"I have one rule for everyone who flies with me," quips pilot Charlie Huff over the headphones. "You can't have more fun than me!"
His passion for flying comes through loud and clear. The retired commercial pilot now living in Crawford, who has logged more than 25,000 hours of flight time, is filled with wonderful stories. But it is the brightly colored plane that is star.
The Piper J-3 Grasshopper, in its bright yellow trainer colors and U.S. Navy markings, is one of two Warbirds based with the Commemorative Air Force Rocky Mountain Wing in Grand Junction. The other, a TBM Avenger torpedo bomber, will be on display Saturday, July 21, as part of Deltarado Days.
Folks will get their first look of these vintage World War II aircraft during the parade at 10 a.m. The Avenger will lead off the parade with a flyover of Main Street. Then both the Grasshopper and the Avenger will be on display at Westwinds Airport for therest of day. The CAF Rocky Mountain Wing will also offer rides in either of these warbirds.
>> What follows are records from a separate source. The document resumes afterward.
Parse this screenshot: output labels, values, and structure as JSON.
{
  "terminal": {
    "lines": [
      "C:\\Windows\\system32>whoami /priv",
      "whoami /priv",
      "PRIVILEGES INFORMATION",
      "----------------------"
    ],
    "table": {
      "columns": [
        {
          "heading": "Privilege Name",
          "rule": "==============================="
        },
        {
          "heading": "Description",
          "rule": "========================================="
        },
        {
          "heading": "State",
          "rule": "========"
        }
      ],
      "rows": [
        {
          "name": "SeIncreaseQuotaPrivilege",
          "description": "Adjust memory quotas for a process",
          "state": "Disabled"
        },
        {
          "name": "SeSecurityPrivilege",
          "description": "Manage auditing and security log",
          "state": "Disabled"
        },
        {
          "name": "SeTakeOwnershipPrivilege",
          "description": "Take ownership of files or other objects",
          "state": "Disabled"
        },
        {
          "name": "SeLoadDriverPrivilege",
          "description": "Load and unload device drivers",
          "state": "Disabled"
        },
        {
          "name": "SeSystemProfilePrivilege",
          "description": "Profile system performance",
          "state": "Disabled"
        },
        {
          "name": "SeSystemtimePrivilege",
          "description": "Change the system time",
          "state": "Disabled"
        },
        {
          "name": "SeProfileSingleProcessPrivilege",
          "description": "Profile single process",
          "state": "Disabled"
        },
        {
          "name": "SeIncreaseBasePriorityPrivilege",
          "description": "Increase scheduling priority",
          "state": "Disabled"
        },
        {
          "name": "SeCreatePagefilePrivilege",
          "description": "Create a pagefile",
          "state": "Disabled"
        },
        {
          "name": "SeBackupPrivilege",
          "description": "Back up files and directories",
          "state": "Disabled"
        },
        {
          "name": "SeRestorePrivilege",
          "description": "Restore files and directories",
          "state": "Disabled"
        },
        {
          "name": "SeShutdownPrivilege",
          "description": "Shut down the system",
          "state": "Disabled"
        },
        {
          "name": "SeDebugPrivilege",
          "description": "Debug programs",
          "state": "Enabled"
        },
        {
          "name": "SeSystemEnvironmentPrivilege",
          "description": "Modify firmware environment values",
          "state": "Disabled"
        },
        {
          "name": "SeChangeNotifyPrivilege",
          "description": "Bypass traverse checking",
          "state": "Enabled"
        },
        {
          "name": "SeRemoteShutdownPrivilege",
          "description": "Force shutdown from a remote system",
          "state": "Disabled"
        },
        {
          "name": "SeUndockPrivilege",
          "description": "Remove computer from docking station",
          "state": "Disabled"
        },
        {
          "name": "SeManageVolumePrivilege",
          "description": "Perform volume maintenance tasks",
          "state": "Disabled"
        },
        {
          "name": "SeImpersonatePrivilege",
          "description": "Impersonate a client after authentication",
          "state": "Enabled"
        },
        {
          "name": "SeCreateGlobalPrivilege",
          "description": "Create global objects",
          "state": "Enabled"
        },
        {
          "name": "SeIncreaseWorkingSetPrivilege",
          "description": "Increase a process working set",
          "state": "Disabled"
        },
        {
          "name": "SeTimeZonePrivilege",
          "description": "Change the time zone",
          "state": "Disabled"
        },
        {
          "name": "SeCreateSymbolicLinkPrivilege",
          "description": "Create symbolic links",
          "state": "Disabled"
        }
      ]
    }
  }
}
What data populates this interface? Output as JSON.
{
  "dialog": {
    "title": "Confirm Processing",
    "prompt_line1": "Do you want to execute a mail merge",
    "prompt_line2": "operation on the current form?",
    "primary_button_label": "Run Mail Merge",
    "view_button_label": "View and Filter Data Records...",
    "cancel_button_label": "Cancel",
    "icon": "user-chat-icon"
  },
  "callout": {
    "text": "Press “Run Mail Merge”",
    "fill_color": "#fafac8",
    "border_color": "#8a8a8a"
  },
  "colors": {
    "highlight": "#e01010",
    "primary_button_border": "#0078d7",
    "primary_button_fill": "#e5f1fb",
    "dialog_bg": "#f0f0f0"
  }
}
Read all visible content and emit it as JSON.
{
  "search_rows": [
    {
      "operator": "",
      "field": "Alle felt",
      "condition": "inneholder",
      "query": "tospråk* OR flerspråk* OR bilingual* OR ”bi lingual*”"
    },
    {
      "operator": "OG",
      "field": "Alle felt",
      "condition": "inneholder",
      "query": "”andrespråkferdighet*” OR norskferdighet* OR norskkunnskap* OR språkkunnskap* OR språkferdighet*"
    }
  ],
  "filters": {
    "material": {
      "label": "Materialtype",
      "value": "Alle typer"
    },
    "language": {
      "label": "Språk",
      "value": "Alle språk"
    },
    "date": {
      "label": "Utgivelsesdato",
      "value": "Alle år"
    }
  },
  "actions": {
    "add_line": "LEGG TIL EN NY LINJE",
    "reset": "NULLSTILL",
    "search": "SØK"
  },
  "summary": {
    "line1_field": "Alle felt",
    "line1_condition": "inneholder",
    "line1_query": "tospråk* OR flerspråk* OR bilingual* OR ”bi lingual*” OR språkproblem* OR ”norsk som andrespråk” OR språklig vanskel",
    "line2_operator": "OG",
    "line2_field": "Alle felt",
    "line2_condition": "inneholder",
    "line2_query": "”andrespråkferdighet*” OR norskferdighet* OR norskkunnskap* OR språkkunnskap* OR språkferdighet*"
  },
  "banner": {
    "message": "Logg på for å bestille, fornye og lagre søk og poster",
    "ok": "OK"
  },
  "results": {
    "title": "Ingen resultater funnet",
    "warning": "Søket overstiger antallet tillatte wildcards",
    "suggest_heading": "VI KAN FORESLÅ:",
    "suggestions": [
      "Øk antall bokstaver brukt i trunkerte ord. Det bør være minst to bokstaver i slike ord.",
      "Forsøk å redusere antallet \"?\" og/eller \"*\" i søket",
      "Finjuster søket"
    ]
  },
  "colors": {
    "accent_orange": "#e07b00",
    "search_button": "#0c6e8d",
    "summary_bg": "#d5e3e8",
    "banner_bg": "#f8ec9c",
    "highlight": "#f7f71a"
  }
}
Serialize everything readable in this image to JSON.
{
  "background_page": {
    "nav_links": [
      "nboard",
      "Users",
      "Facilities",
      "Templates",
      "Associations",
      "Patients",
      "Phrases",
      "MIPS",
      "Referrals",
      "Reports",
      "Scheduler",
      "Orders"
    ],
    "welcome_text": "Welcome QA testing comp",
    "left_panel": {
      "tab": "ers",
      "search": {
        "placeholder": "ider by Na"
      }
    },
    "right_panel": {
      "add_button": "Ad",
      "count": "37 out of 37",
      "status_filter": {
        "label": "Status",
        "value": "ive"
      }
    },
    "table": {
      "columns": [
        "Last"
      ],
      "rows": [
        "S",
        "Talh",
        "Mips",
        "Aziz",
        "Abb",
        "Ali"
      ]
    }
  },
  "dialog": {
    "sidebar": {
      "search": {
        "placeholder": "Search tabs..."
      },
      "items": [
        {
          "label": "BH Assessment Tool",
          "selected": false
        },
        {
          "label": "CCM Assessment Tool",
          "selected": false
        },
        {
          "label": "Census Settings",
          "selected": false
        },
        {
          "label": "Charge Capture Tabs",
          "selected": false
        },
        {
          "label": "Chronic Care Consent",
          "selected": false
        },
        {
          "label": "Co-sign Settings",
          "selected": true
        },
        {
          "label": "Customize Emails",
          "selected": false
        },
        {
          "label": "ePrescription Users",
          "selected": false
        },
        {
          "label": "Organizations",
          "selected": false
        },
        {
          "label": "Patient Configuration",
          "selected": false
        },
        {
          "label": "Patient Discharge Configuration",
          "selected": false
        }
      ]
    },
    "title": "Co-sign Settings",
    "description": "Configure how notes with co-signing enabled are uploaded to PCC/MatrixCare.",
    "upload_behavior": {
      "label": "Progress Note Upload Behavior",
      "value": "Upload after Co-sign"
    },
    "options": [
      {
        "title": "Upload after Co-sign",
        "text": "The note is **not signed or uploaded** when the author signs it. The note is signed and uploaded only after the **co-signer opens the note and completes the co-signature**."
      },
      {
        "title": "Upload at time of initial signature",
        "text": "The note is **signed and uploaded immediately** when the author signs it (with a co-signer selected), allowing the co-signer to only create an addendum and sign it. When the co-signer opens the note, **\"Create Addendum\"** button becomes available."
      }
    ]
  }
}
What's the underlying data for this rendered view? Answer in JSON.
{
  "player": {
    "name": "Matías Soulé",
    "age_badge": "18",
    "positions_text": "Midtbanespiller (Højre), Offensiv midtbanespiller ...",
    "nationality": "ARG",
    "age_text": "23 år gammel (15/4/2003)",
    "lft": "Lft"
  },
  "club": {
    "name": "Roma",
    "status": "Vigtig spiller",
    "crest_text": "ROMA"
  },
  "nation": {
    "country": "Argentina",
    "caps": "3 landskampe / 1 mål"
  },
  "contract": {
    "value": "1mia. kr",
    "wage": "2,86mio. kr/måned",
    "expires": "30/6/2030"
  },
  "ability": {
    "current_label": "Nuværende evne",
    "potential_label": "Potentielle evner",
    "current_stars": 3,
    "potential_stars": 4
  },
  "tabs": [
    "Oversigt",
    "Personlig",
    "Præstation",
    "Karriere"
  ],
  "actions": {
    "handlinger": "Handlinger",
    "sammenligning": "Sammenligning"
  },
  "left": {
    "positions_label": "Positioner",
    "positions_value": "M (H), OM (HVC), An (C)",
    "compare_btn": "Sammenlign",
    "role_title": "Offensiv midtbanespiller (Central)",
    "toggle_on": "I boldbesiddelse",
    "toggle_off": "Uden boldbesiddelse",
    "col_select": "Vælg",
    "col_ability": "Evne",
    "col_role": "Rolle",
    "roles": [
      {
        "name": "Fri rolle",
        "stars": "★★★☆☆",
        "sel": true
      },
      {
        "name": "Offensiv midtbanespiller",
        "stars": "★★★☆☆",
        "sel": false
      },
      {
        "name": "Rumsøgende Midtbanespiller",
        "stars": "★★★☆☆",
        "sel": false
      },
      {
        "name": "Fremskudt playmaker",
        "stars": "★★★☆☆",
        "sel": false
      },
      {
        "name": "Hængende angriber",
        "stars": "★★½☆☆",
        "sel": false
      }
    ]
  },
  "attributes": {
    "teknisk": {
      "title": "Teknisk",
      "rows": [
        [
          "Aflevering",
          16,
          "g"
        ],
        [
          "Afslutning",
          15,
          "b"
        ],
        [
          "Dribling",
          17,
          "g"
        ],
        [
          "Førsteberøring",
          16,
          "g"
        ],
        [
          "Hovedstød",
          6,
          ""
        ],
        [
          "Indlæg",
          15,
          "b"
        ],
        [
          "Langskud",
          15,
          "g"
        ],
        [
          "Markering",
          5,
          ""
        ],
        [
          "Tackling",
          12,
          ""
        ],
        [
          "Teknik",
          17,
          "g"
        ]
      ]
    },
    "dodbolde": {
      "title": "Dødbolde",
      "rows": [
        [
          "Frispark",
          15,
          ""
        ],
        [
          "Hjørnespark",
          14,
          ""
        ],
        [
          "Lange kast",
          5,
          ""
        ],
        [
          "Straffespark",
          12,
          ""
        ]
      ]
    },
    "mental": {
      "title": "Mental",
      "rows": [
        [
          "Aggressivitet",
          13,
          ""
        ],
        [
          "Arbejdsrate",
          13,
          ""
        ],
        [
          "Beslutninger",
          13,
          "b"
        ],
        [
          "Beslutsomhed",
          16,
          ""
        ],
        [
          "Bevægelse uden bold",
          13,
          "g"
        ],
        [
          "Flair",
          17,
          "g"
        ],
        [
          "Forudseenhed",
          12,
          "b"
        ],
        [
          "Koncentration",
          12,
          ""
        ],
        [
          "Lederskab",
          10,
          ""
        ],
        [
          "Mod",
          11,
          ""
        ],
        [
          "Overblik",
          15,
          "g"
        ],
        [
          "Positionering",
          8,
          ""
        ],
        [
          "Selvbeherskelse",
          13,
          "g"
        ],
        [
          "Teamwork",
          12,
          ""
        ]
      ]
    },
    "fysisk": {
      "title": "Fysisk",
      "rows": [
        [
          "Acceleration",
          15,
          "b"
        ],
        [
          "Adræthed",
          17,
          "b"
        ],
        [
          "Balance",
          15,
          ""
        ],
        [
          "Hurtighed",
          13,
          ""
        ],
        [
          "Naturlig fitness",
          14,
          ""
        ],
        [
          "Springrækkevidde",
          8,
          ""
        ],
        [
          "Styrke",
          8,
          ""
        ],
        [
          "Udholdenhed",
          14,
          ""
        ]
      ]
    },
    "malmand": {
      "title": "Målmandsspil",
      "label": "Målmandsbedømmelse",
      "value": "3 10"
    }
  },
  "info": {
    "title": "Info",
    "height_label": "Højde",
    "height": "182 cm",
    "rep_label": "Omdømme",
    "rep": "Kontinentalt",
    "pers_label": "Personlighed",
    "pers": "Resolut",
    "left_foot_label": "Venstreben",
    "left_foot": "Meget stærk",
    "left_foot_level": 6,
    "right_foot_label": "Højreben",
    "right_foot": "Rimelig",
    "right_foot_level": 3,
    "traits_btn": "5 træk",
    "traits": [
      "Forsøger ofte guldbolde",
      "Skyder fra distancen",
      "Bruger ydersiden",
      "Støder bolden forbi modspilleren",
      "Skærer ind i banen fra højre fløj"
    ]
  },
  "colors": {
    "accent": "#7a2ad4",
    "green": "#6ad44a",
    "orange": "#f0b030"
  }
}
Huff recently took the Piper J-3 up for a quick aerial tour of Delta. As we taxied down the runway, he explained why the Grasshopper was great primary trainer for the military as it entered into World War II. "They had a lot of pilots to train, and very few men had every flown before they climbed into the Piper," said Huff. The recruits would wedge themselves into the small back seat of the cloth-covered two-seater and the instructor would try to have them solo with four to five hours of instruction. "It was fairly easy for the instructor to find out if the recruits had the talent, the skill, to become a pilot."
The first lesson came with the first takeoff. From the backseat, the recruit could not see over the front of the airplane — the J-3 is a "tail dragger" just like all of the front line warplanes of the day. They had to be comfortable taxiing in small "S" turns to check out what is in front and developing their peripheral vision. Once in the air, their "aviator reflects" were put to the test as they grabbed the control stick and moved the controls. The landing also required the pilot to be comfortable in three-dimensions and able to take cues from below and the sides.
"They either had to demonstrate their ability to move up to a bigger plane," said Huff, "or they were moved out, back to the infantry."
If they showed the right skills, after a few hours in the Grasshopper, they would graduate to more powerful trainers and after a couple of 100 hours in the air would earn their wings and be shipped out to fly combat missions.
The J-3, designated the L-4 in the Army Air Corps and the NE-1 in the U.S. Navy, was perfect in its role as a primary trainer. Huff explained the cloth-covered, welded steel frame made for an inexpensive plane to build, the high wing gave it great stability, and its four-cylinder 65-hp. Continental engine was cheap to operate. It would cruise around 65 miles per hour.
The J-3 was also used for military liason scouting, coastal patrol and medevac.
Folks will get their first glimpse of the TBM Avenger as it does a flyover along Delta's Main Street to kick of the Deltarado Days parade. From the deep, throaty growl of its Wright "Twin Cyclone" engine to its distinctive blue and grey color scheme, the Avenger is an impressive sight in the air.
On the ground, people will be able to climb stairs to its wing to get a close look of its cockpit and distinctive rear turret and see where the three-member crew were positioned. They can stand in front of the plane and peer up at the Twin Cyclone radial engine with its 14 cylinders, capable of producing 1,900 horsepower and propelling the bomber along at 267 milesan hour while carrying 2,000 pounds of bombs or a torpedo.
The TBM Avenger of the CAF Rocky Mountain Wing was delivered to the U.S. Navy in 1945 and was in service for several years in California before being sold to the Royal Canadian Navy in 1950 where it was converted to an anti-submarine patrol plane and served in this role until it was "struck off" in 1958.
It then continued flying as a civilian aircraft as an aerial insecticide applicator from 1963 to 1970. It was acquired by the CAF in 1970 and restored to its TBM configuration. It was featured in the opening scene of the movie, "Close Encounters of the Third Kind."
Commemorative Air Force
Rocky Mountain Wing
These airplanes are maintained by the Rocky Mountain Wing of the Commemorative Air Force, and are hangared in Grand Junction. The wing also has a museum in its hangar, located at 7810 Heritage Way.
The CAF, originally known as the Confederate Air Force, began with a single P-51 Mustang in 1957. It soon added a couple of F8F Bearcats, and the organization soon dedicated itself to preserving World War II-era combat aircraft and restoring them to flight status. Their aircraft are seen at airshows around the country, and in recent years the Rocky Mountain Wing has brought B-17 and B-25 bombers to the Montrose Airport and participated in air shows around the Western Slope. For more on the CAF and the Rocky Mountain Wing, visit www.rockymountainwingcaf.orgblog comments powered by Disqus